I love it when the media take occasional diversionary excursions from their prepackaged pablum and almost start to figure things out, like this CBS News report which questioned the venerable 18-49 marketing demographic.
JFK's FCC director Newton Minow will forever be immortalized for calling television a "vast wasteland"; however, the truth is far more insdious. Television, as well as other forms of mass media, is actually social engineering, and the 18-49 demographic fallacy proves the point conclusively.
I'm not going to bore you all by reprinting the text of the entire report, but some selected quotes are worth examining. First, the myth that 18-49 aged viewers translates into higher ratings is blown completely out of the water, yet for some reason advertisers are still willing to pay top dollar for shows which deliver this demographic despite horrendous Nielsen ratings:

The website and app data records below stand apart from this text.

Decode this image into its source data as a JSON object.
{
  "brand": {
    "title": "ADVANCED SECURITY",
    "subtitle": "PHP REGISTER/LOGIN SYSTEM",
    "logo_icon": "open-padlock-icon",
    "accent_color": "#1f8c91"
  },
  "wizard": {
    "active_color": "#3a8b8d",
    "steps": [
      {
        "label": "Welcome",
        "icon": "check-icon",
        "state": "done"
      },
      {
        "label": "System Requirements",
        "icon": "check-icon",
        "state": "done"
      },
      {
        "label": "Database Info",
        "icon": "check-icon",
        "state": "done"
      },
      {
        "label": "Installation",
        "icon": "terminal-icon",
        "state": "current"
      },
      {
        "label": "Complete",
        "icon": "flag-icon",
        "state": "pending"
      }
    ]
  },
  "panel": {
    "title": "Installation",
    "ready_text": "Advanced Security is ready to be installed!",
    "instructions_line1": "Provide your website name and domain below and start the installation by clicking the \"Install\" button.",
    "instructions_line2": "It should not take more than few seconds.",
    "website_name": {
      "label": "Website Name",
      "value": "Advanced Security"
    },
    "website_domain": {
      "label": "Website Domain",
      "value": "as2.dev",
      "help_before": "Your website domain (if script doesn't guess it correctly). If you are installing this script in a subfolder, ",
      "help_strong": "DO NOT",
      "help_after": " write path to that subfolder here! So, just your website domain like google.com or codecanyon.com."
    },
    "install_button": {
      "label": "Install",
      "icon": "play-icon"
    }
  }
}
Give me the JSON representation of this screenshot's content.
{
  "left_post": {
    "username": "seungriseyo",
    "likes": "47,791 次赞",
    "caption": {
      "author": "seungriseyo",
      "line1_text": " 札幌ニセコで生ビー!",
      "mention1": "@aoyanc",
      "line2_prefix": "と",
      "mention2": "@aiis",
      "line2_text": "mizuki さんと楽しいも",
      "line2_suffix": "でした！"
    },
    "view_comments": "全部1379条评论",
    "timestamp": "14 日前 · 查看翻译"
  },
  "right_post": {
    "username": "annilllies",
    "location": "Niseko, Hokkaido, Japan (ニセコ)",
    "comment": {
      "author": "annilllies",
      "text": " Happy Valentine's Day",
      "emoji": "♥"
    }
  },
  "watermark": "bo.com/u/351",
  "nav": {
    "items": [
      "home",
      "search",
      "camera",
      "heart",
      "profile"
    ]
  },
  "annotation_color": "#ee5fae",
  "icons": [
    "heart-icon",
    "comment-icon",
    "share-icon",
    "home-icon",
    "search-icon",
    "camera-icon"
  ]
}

… So, if a broadcast network can prove that they can get somebody in their 20's and 30's, they're going to generate a lot more revenue under the business model of television."
How much more revenue?
Take "The Simpsons," Bowen suggests. The show ranked 68th in total viewers last season, according to Nielsen Media Research. But the median age of a Simpsons viewer is only 29, much younger than most primetime shows. The result: the Fox network can charge more for a 30 second commercial than half of this year's top ten shows get.
And it's not just the big networks.
"A cable network like MTV, which is not necessarily the highest rated cable network, gets a much higher rate for their advertising because their core viewers are teens and young adults," says Adgate.
But wait a minute...do younger viewers really translate into more consumer sales?
But, Bowen points out, there is a growing body of evidence, study upon study, that indicates the business model of television is wrong; that if advertisers really want to reach consumers with the most money to spare and spend, they need to aim older. They need to go after the 77 million-strong baby boomer generation, more than half of whom are in their fifties.
"You know," Adgate comments, "an American turns 50 every 7 seconds. And you know, they do have a lot of money."
"But," says CBS' Kahl, "Madison Avenue hasn't moved along with the baby boomers. They have the most disposable income. They control over a trillion dollars of discretionary income every year. But Madison Avenue has not really moved along with it."
It hasn't gone unnoticed, Bowen notices: The AARP began running magazine ads in an effort to draw attention to what it sees as demographic discrimination.
"These days," the ads say, "doctors don't pronounce you dead, marketers do."
But are marketers killing off a lucrative part of the marketplace prematurely?
He (Thornhill) says the assumption that the over-50 crowd has rigidly-set buying patterns that advertisers can't influence is a myth: "Boomers are, as a group, less brand-loyal than younger consumers. So there's plenty of opportunity for increased sales and increased business by continuing to target this segment. They are a long way from dying."
Still, notes Bowen, the 50-and-older crowd that accounts for fully half of all discretionary spending is the focus of just 10 percent of all advertising. And, if change is coming, it's coming very slowly.
So can we expect this media mania with youthful consumers to be reversed any time soon?
Asked by Bowen if, in this day and age, he would green-light a program like "The Golden Girls," Kahl responded, "If we thought there was a chance we could get some younger viewers as well, we would certainly do it. But in this day and age, it would be tough."
Says Annenberg's Kaplan, "Any programmer at any network who wants to put on a show that doesn't have an obvious appeal to 18-to-49 might as well submit their resignation."
So anyone with a logical, analytical mind is compelled to muse that if sales and profits aren't the real objectives of the entrenched 18-49 demographic, then what is? Why this corporate obsession with younger, less worldly consumers who may have greater materialistic appetites but less actual disposable income to spend than older, seasoned consumers?
I am reminded of the old Jesuit mantra: "Give us the boy and we will give you the man." It is always the younger segments of the populace that are more easily indoctrinated, initiated, manipulated, brainwashed. The media's obsession with youth has nothing to do with profitability; the real bottom line on this project would appear to be the reshaping of cultural values by focusing on the most impressionable and malleable elements of human society. Obviously, if you want to sell the kind of morally bankrupt, intellectually vapid garbage that the media has been foisting onto the public for years, the last group you would want to focus on is that comprised of mature, experienced individuals who have accumulated significant assets through hard work, common sense and genuine personal accomplishments.
So the 18-49 demographic is here to stay, not because it makes more money or even more sense -- just more sheeple converts for that Brave New World just over the horizon.
Is 18-49 Passe' As Top Demographic?